There's a price for this escape. In this loose state, we can be fairly easily manipulated. By the mere experience of a movie we can get enveloped by a new politic or a new aesthetic. Using words, music, symbol, gesture, and duration, for example, Leni Riefenstahl's The Triumph of the Will was able to convert a political nightmare --- new German totalitarianism --- into an heroic struggle, filled with stoic bravery, ending in pure and noble glory, a personal and national victory.This is just one of the messages in a book crammed with a melodramatic vocabulary that could either send you nuts . . . or, at best, to the dictionary. I spent a hell of a lot of time fretting over "semiotics," "referent," "polyvalence," "dissymmetric," "multi-referentiality," and, for some reason, "oneiric" --- which always got my fingers tangled together trying to untie the multi-referentiality of those polyvalent vowels and consonants. Why couldn't he or his heroic translator (how did Joshua David Jordan ever do it?) --- why didn't they merely write "dreams" or "dreaming?"
I often get impatient with what we used to call, before inflation, "fifty-dollar words," which is probably why I can't stand Shakespeare. Still, Lazzarato's message is something else again.

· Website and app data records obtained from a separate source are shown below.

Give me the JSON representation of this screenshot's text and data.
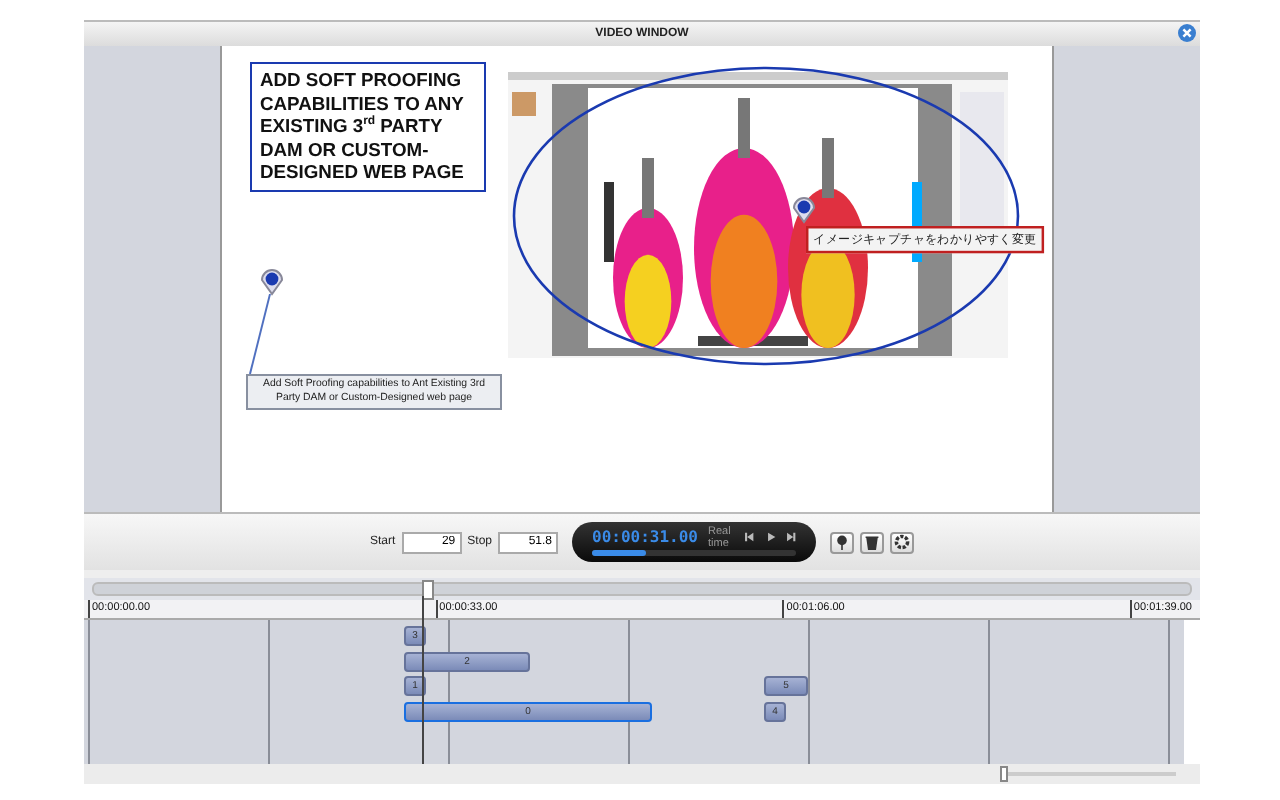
{
  "window": {
    "title": "VIDEO WINDOW"
  },
  "slide": {
    "heading": "ADD SOFT PROOFING CAPABILITIES TO ANY EXISTING 3$^{rd}$ PARTY DAM OR CUSTOM-DESIGNED WEB PAGE",
    "caption": "Add Soft Proofing capabilities to Ant Existing 3rd Party DAM or Custom-Designed web page",
    "callout": "イメージキャプチャをわかりやすく変更"
  },
  "controls": {
    "start_label": "Start",
    "start_value": "29",
    "stop_label": "Stop",
    "stop_value": "51.8",
    "timecode": "00:00:31.00",
    "mode": "Real time",
    "progress": {
      "level": 0.26
    }
  },
  "timeline": {
    "scrubber": {
      "level": 0.305
    },
    "ticks": [
      "00:00:00.00",
      "00:00:33.00",
      "00:01:06.00",
      "00:01:39.00"
    ],
    "clips": [
      {
        "label": "3",
        "selected": false
      },
      {
        "label": "2",
        "selected": false
      },
      {
        "label": "1",
        "selected": false
      },
      {
        "label": "5",
        "selected": false
      },
      {
        "label": "0",
        "selected": true
      },
      {
        "label": "4",
        "selected": false
      }
    ],
    "zoom": {
      "level": 0
    }
  }
}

I'm not using a computer to convey all this to you he says, and you're not using one to pick up on what I am laying down. The computer is, rather, using us as we go through this dance. We are the machine, and the machine is calling the shots.
Think of all the things we've have to learn to use Windows or an iMac or a cell-phone or the internet or Facebook or an iPot or iPod or iPat or whatever they're called. Twenty years ago, those designations didn't exist or were used of an entirely different context. Now they run us --- or at least many of us who aren't there. hidden, trembling in the closet.

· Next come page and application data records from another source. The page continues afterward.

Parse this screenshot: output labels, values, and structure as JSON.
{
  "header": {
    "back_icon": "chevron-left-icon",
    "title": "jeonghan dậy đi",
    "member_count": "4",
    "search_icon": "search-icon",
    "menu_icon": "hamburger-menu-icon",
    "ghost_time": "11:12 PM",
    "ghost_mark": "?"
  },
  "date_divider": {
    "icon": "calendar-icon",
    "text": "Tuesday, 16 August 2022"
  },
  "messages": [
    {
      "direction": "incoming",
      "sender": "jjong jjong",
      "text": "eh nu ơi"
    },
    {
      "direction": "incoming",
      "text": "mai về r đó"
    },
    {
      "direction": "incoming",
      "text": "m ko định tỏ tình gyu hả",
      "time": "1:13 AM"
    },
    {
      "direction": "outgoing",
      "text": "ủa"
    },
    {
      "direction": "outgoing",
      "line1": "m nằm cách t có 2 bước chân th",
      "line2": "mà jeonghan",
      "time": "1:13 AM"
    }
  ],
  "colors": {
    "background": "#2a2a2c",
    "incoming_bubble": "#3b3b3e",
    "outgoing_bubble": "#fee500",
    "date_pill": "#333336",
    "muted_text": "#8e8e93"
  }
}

I suspect that Lazzarato's vocabulary is part and parcel of what he wants to convey to us, or, better, how he is trying to tell it to us, what I am laboring to tell you.

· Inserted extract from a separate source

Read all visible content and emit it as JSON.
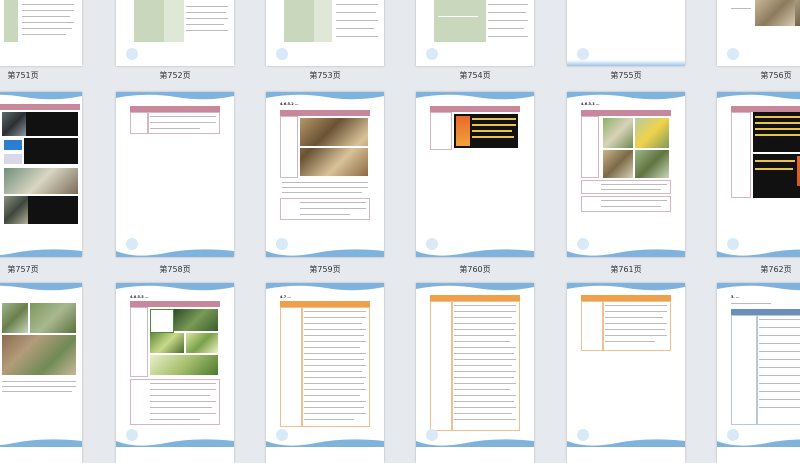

The medium is throughly jumbled up with the message. You and I and about 99% of the world are now enslaved in this jumble (or jungle).
All while we thought we were being freed from housework or needlepoint or the humdrum life. we are being sabotaged by microforces outside of us that are so powerful that we don't even feel them, don't even see them, don't even imagine them . . .
§ § §
I want to leave you with two things. One is embedded in Lazzarato's dazzling subchapter called "The Function of Subjection." I read it, and I think I don't exactly get it, but then, on second thought, I think I do, even if I don't: get it, that is. Get it?
I intuit that the message is not only extremely potent, but extremely important. The writer tells us that all of what's happening to us right now is the stuff of dreams. You wake up absolutely convinced that what occurred a few seconds ago was vitally important, back when your eyes were shut and you were in that other world called "dreaming." But now what you are left with are a few shards of clouds, bits and pieces of the ocean (or the sky), and a scintilla of moonscape.
This is how Lazzarato reports it:
If one considers capitalism only from the point of view of "subjection" or the distribution of the sensible, one loses the specificity of the forms of machinic desubjectivation and their diagrammatic functioning. Without accounting for enslavements, one risks confusing, as Ranciè and Badiou do, Greek democracy with capitalism, the work of artisans and slaves with the machinic work of the "workers," Marx with Plato.
Get that? It's a matter of confusing Karl Marx with goddamn Plato. Then,
Even Foucault's concept of governmentality can be improved and developed by combining social subjection and machinic enslavement. To the pastoral power exercised on individuals, one must add another, different type of power and control acting on "dividuals," exercised not by the State but by private enterprise. In reality, since the early twentieth century, governmentality has increasingly meant the "government of dividuals."
Got it! "Dividuals!"
For the last word on this, go to The Rise of the Dividual